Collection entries
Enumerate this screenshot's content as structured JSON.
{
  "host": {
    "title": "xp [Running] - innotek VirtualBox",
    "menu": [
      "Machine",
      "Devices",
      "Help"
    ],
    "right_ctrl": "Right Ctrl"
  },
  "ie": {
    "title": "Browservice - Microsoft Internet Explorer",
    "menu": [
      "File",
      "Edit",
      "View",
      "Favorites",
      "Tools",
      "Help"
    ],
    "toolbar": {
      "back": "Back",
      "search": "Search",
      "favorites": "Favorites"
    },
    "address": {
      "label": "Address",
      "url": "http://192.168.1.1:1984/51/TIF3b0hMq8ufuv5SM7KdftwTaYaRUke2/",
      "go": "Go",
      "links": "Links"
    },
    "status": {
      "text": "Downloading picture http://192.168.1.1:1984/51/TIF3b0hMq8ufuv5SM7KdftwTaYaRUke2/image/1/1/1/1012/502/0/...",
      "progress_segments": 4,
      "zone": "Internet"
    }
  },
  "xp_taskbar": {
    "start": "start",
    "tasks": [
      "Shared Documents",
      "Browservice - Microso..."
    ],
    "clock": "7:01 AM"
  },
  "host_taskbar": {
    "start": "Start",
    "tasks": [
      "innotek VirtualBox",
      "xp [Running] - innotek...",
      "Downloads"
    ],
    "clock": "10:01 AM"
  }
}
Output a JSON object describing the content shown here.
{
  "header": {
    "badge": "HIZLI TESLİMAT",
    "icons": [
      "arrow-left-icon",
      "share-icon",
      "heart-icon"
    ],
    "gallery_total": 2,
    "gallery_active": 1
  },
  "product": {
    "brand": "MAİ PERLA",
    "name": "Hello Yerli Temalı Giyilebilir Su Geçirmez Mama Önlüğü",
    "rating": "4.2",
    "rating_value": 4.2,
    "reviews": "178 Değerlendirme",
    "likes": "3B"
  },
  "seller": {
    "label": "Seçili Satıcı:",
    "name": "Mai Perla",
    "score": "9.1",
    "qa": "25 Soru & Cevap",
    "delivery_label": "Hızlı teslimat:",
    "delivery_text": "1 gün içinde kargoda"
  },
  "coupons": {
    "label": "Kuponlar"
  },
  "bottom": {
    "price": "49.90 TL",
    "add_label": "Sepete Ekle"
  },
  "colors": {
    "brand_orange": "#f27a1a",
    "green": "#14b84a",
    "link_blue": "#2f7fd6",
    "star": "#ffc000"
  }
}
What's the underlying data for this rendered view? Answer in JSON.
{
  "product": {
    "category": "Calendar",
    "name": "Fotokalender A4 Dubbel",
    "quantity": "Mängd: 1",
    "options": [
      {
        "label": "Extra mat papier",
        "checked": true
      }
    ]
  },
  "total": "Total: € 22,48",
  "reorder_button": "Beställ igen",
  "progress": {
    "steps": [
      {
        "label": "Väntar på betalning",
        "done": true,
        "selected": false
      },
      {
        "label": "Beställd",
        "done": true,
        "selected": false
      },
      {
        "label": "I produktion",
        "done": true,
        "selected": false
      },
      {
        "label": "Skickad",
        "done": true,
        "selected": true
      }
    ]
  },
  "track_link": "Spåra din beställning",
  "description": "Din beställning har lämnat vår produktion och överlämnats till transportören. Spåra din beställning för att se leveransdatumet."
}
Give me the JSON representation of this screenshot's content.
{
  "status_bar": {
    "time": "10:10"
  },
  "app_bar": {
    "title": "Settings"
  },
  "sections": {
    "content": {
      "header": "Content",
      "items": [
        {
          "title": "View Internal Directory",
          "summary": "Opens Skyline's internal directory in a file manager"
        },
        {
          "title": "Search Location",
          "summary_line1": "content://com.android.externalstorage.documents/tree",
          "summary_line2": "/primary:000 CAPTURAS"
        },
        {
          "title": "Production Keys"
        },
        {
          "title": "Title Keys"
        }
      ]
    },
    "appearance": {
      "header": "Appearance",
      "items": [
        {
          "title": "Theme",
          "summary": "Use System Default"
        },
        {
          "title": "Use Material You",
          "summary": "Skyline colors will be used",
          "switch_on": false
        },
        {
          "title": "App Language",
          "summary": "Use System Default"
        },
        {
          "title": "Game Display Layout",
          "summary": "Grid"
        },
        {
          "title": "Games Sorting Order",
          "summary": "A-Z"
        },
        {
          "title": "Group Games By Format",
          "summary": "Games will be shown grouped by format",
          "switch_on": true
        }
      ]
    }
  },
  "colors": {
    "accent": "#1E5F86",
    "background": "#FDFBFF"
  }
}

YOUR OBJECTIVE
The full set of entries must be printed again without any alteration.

SOLUTION FOR THIS PROBLEM
Enumerate this screenshot's content as structured JSON.
{
  "host": {
    "title": "xp [Running] - innotek VirtualBox",
    "menu": [
      "Machine",
      "Devices",
      "Help"
    ],
    "right_ctrl": "Right Ctrl"
  },
  "ie": {
    "title": "Browservice - Microsoft Internet Explorer",
    "menu": [
      "File",
      "Edit",
      "View",
      "Favorites",
      "Tools",
      "Help"
    ],
    "toolbar": {
      "back": "Back",
      "search": "Search",
      "favorites": "Favorites"
    },
    "address": {
      "label": "Address",
      "url": "http://192.168.1.1:1984/51/TIF3b0hMq8ufuv5SM7KdftwTaYaRUke2/",
      "go": "Go",
      "links": "Links"
    },
    "status": {
      "text": "Downloading picture http://192.168.1.1:1984/51/TIF3b0hMq8ufuv5SM7KdftwTaYaRUke2/image/1/1/1/1012/502/0/...",
      "progress_segments": 4,
      "zone": "Internet"
    }
  },
  "xp_taskbar": {
    "start": "start",
    "tasks": [
      "Shared Documents",
      "Browservice - Microso..."
    ],
    "clock": "7:01 AM"
  },
  "host_taskbar": {
    "start": "Start",
    "tasks": [
      "innotek VirtualBox",
      "xp [Running] - innotek...",
      "Downloads"
    ],
    "clock": "10:01 AM"
  }
}
Output a JSON object describing the content shown here.
{
  "header": {
    "badge": "HIZLI TESLİMAT",
    "icons": [
      "arrow-left-icon",
      "share-icon",
      "heart-icon"
    ],
    "gallery_total": 2,
    "gallery_active": 1
  },
  "product": {
    "brand": "MAİ PERLA",
    "name": "Hello Yerli Temalı Giyilebilir Su Geçirmez Mama Önlüğü",
    "rating": "4.2",
    "rating_value": 4.2,
    "reviews": "178 Değerlendirme",
    "likes": "3B"
  },
  "seller": {
    "label": "Seçili Satıcı:",
    "name": "Mai Perla",
    "score": "9.1",
    "qa": "25 Soru & Cevap",
    "delivery_label": "Hızlı teslimat:",
    "delivery_text": "1 gün içinde kargoda"
  },
  "coupons": {
    "label": "Kuponlar"
  },
  "bottom": {
    "price": "49.90 TL",
    "add_label": "Sepete Ekle"
  },
  "colors": {
    "brand_orange": "#f27a1a",
    "green": "#14b84a",
    "link_blue": "#2f7fd6",
    "star": "#ffc000"
  }
}
What's the underlying data for this rendered view? Answer in JSON.
{
  "product": {
    "category": "Calendar",
    "name": "Fotokalender A4 Dubbel",
    "quantity": "Mängd: 1",
    "options": [
      {
        "label": "Extra mat papier",
        "checked": true
      }
    ]
  },
  "total": "Total: € 22,48",
  "reorder_button": "Beställ igen",
  "progress": {
    "steps": [
      {
        "label": "Väntar på betalning",
        "done": true,
        "selected": false
      },
      {
        "label": "Beställd",
        "done": true,
        "selected": false
      },
      {
        "label": "I produktion",
        "done": true,
        "selected": false
      },
      {
        "label": "Skickad",
        "done": true,
        "selected": true
      }
    ]
  },
  "track_link": "Spåra din beställning",
  "description": "Din beställning har lämnat vår produktion och överlämnats till transportören. Spåra din beställning för att se leveransdatumet."
}
Give me the JSON representation of this screenshot's content.
{
  "status_bar": {
    "time": "10:10"
  },
  "app_bar": {
    "title": "Settings"
  },
  "sections": {
    "content": {
      "header": "Content",
      "items": [
        {
          "title": "View Internal Directory",
          "summary": "Opens Skyline's internal directory in a file manager"
        },
        {
          "title": "Search Location",
          "summary_line1": "content://com.android.externalstorage.documents/tree",
          "summary_line2": "/primary:000 CAPTURAS"
        },
        {
          "title": "Production Keys"
        },
        {
          "title": "Title Keys"
        }
      ]
    },
    "appearance": {
      "header": "Appearance",
      "items": [
        {
          "title": "Theme",
          "summary": "Use System Default"
        },
        {
          "title": "Use Material You",
          "summary": "Skyline colors will be used",
          "switch_on": false
        },
        {
          "title": "App Language",
          "summary": "Use System Default"
        },
        {
          "title": "Game Display Layout",
          "summary": "Grid"
        },
        {
          "title": "Games Sorting Order",
          "summary": "A-Z"
        },
        {
          "title": "Group Games By Format",
          "summary": "Games will be shown grouped by format",
          "switch_on": true
        }
      ]
    }
  },
  "colors": {
    "accent": "#1E5F86",
    "background": "#FDFBFF"
  }
}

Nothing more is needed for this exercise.